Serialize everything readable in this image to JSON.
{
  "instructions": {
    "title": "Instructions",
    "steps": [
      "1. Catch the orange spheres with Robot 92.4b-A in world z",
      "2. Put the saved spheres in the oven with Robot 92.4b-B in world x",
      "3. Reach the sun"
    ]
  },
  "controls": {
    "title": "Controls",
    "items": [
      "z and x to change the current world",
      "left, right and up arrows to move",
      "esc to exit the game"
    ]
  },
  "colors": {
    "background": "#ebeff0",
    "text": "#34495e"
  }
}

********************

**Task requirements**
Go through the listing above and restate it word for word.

**Exercise result**
Serialize everything readable in this image to JSON.
{
  "instructions": {
    "title": "Instructions",
    "steps": [
      "1. Catch the orange spheres with Robot 92.4b-A in world z",
      "2. Put the saved spheres in the oven with Robot 92.4b-B in world x",
      "3. Reach the sun"
    ]
  },
  "controls": {
    "title": "Controls",
    "items": [
      "z and x to change the current world",
      "left, right and up arrows to move",
      "esc to exit the game"
    ]
  },
  "colors": {
    "background": "#ebeff0",
    "text": "#34495e"
  }
}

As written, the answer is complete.